Neal McClusky comes out of the gate with the headline "Common Core Treats Students Like Soulless Widgets" and wraps up with the sentence "It is a federally coerced, one-size-fits-all regime that ignores basic, human reality." Everything in between is icing on that cake.

Charles Barone reminds me that I want so badly for his group's full name to be "Democrats for Education Reform Programs," because then their acronym would be DERP and justice would be served. Barone provides a pretty spectacular goulash of goonery. He says in some states CCSS is becoming the "Vietnam of education issues" and isn't that a rich and curious analogy for a CCSS proponent to use.

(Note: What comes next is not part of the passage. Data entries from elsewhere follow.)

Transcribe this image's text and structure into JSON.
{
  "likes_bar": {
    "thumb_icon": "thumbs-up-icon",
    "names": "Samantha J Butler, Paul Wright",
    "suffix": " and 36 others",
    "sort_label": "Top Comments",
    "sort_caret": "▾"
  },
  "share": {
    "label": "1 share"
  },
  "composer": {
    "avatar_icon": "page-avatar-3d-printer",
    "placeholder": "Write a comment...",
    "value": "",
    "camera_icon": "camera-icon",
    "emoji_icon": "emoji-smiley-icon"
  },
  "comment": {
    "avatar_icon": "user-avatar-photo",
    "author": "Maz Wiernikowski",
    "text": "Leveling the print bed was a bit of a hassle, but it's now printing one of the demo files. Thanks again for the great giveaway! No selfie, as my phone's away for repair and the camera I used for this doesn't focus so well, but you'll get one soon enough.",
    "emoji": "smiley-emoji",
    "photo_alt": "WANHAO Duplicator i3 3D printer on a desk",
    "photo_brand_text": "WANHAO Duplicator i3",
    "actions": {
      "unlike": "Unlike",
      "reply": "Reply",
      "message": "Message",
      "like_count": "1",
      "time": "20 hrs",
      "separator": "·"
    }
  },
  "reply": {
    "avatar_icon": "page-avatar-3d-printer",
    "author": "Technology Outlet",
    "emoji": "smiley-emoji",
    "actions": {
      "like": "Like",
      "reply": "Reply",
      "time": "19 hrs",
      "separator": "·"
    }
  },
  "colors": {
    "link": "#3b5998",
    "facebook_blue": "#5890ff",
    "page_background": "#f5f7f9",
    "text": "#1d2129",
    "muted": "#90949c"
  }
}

He depicts opposition is "all-purpose right-wing fringe arguments" and lumps opponents with "small bands of tea partiers." He blames the rash of testing in New York on Randi Weingarten and the AFT. And then, as God is my witness, he descends into a series of disconnected sentences that argue against CCSS. These perhaps are meant to support his main point, which seems to be that CCSS intentions are beautiful but implementation is undermining that. In which case, DERP is a well-earned title.

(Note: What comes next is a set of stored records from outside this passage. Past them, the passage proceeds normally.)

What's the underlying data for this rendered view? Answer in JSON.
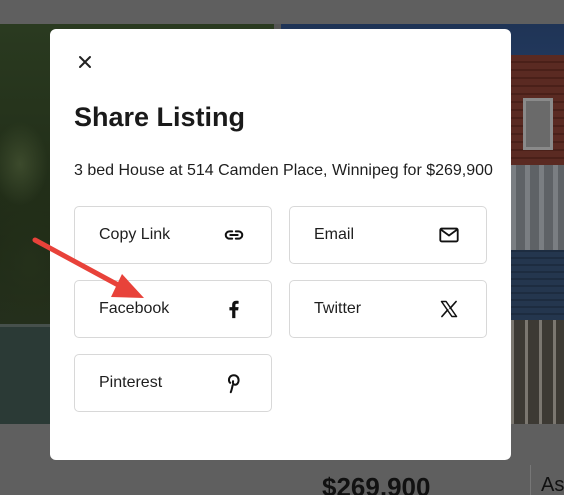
{
  "background": {
    "price": "$269,900",
    "side_text": "As"
  },
  "modal": {
    "title": "Share Listing",
    "description": "3 bed House at 514 Camden Place, Winnipeg for $269,900",
    "close_icon": "close-icon",
    "buttons": [
      {
        "label": "Copy Link",
        "icon": "link-icon"
      },
      {
        "label": "Email",
        "icon": "email-icon"
      },
      {
        "label": "Facebook",
        "icon": "facebook-icon"
      },
      {
        "label": "Twitter",
        "icon": "x-twitter-icon"
      },
      {
        "label": "Pinterest",
        "icon": "pinterest-icon"
      }
    ]
  },
  "annotation": {
    "arrow_color": "#e8423a"
  }
}
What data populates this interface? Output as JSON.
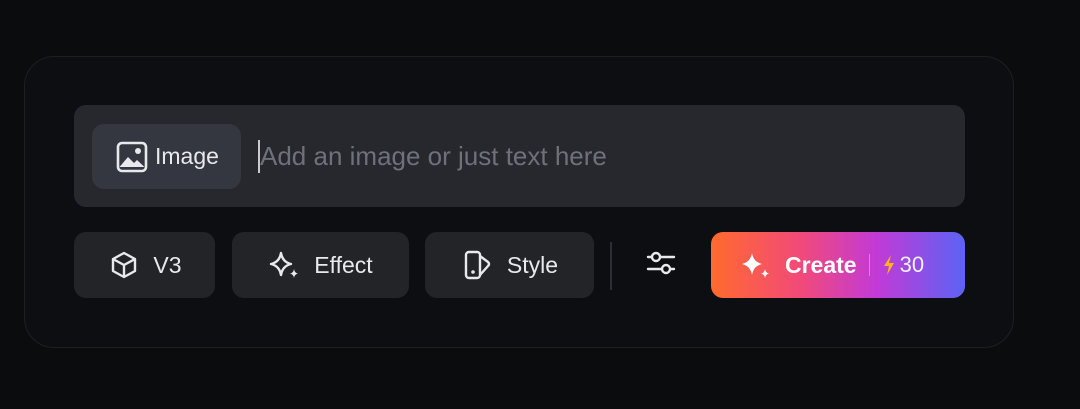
{
  "prompt": {
    "image_chip_label": "Image",
    "input_value": "",
    "input_placeholder": "Add an image or just text here"
  },
  "toolbar": {
    "model_label": "V3",
    "effect_label": "Effect",
    "style_label": "Style",
    "create_label": "Create",
    "credits": "30"
  },
  "icons": {
    "image_chip": "image-icon",
    "model": "cube-icon",
    "effect": "sparkles-icon",
    "style": "style-icon",
    "settings": "sliders-icon",
    "create": "sparkles-icon",
    "credits": "lightning-icon"
  },
  "colors": {
    "background": "#0b0c0e",
    "prompt_bar": "#26282d",
    "pill": "#222428",
    "create_gradient_start": "#ff6a2e",
    "create_gradient_end": "#5b63f5",
    "credits_bolt": "#ffb21e"
  }
}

For the finish, Barone, incredibly, goes back to Vietnam! This is an apt metaphor apparently not for "never should have been there in the first place" or "mess created by tissue of government lies" but instead we're reaching for "quagmire" or "place everybody left after they figured it was  not cost-effective to stay." Not making things better, Charles.

Matt Kibbe argues that all attempts at national standardization are doomed to fail, that all federal attempts to intervene in education have failed miserably, and that the federal government is a really awful terribly money-sucking black hole that consumes all things bright and good. He offers an interesting new summation of CCSS-- "Common Core represents a set of national standards with the aim of imposing uniformity on the country’s schools through rigorous testing requirements." Then he offers further observations about how badly federal government sucks, notes that children are individuals, says conservatives should hate this, and brings it all home with a call for School Choice.

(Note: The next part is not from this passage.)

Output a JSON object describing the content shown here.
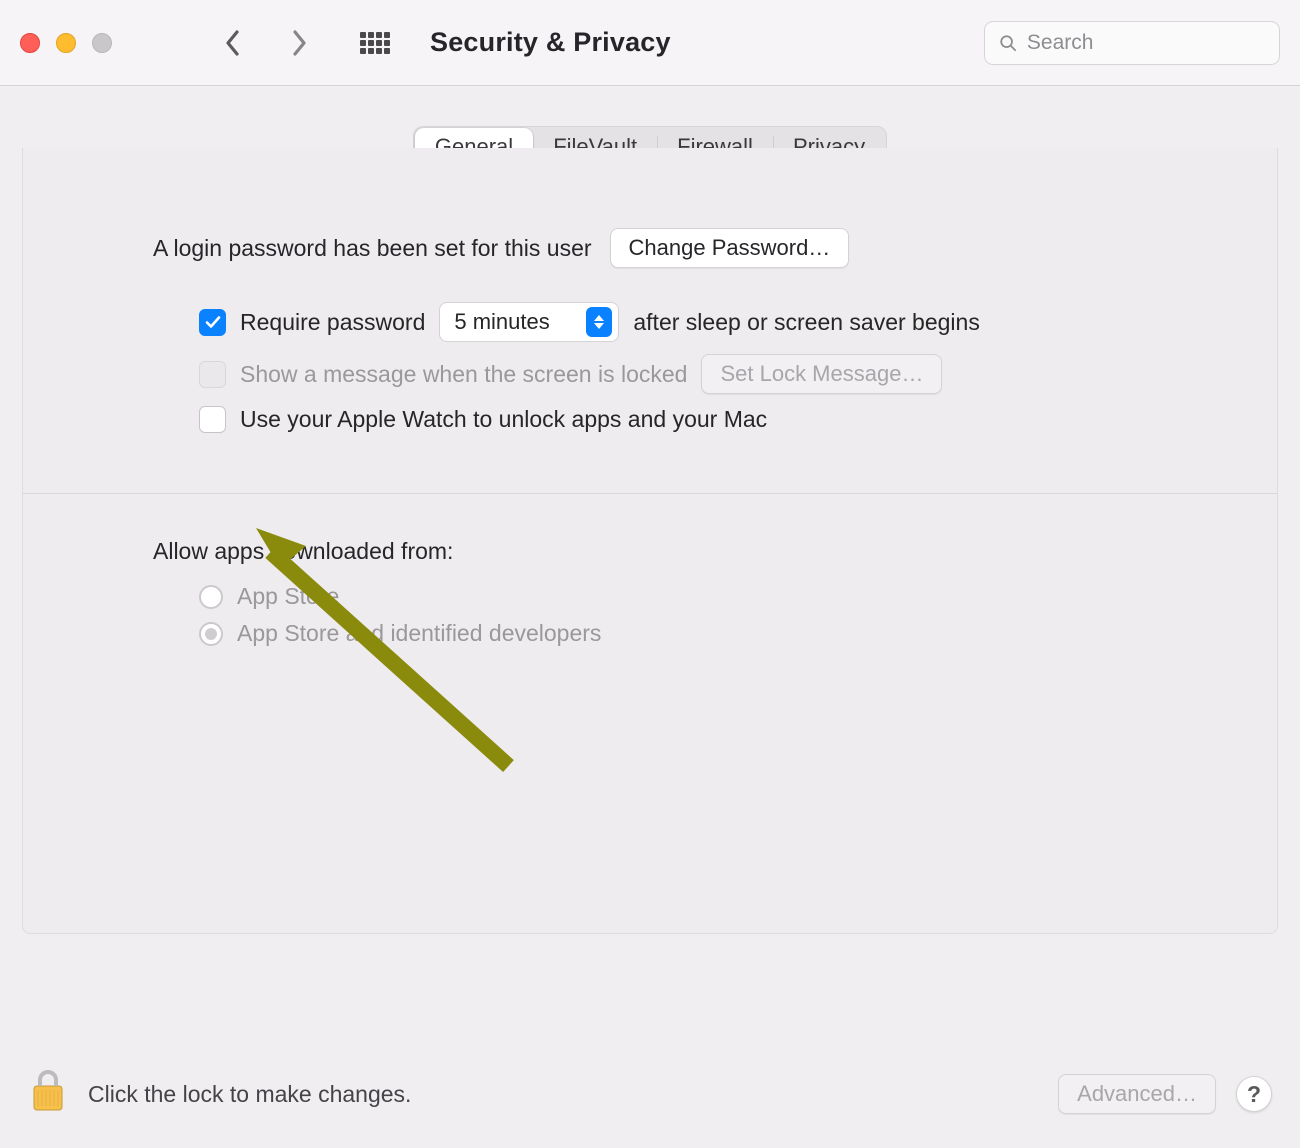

Michelle Rhee hasn't accomplished much of value in her adult life, but boy does she have her talking points polished to bright sheen. Her argument is personal-- she uses the word "I" a great deal-- and familiar. The states wrote the CCSS. Teachers (75% of them) love it. We have to fight the status quo because Estonia is kicking our ass. She constructs a barely-made-of-straw man and then kicks it down (straw men are the only people Rhee will debate). Rhee feels all the feelings. She's outraged. She's appalled. She has some false statistics to back her feelings up. Also, high tech companies are pushing for more foreign work visas because we don't have enough engineers in this country (willing to work cheap). She is no stranger to how change is hard in education reform. She is all about the kids. That's why from now on she is going to donate her massive speaker fees to charities that work with children. Okay, I made that last part up. She's totally going to keep making money hand over fist talking about how much she wants to look out for the kiddies.

Who won the debate? You can still click on over there and cast a vote. Unfortunately, you can't vote on how badly you think US News stacked the debate against a full examination of CCSS, nor can you vote for which debater made the most ridiculous points or most egregiously stabs his own union members in the back.


  1. Also, bite me.

    LOL. My sentiments exactly!

  2. LOLd more than once reading this. Awesome piece. I heart snark!

  3. for such a frustratingly maddening topic--that was hilarious. "Dennis Van Roekel (sound of my hand slapping against my forehead)" LOL.

  4. It should be noted that Mortimer Zuckerman, Chairman and Editor-in-Chief of the U.S. News and World Report, along with Michelle Rhee, has been on the board of the Broad Foundation. See the 2009/20010 Broad Foundation Annual Report, Page 25

    1. Indeed, it should be noted. Thanks for that.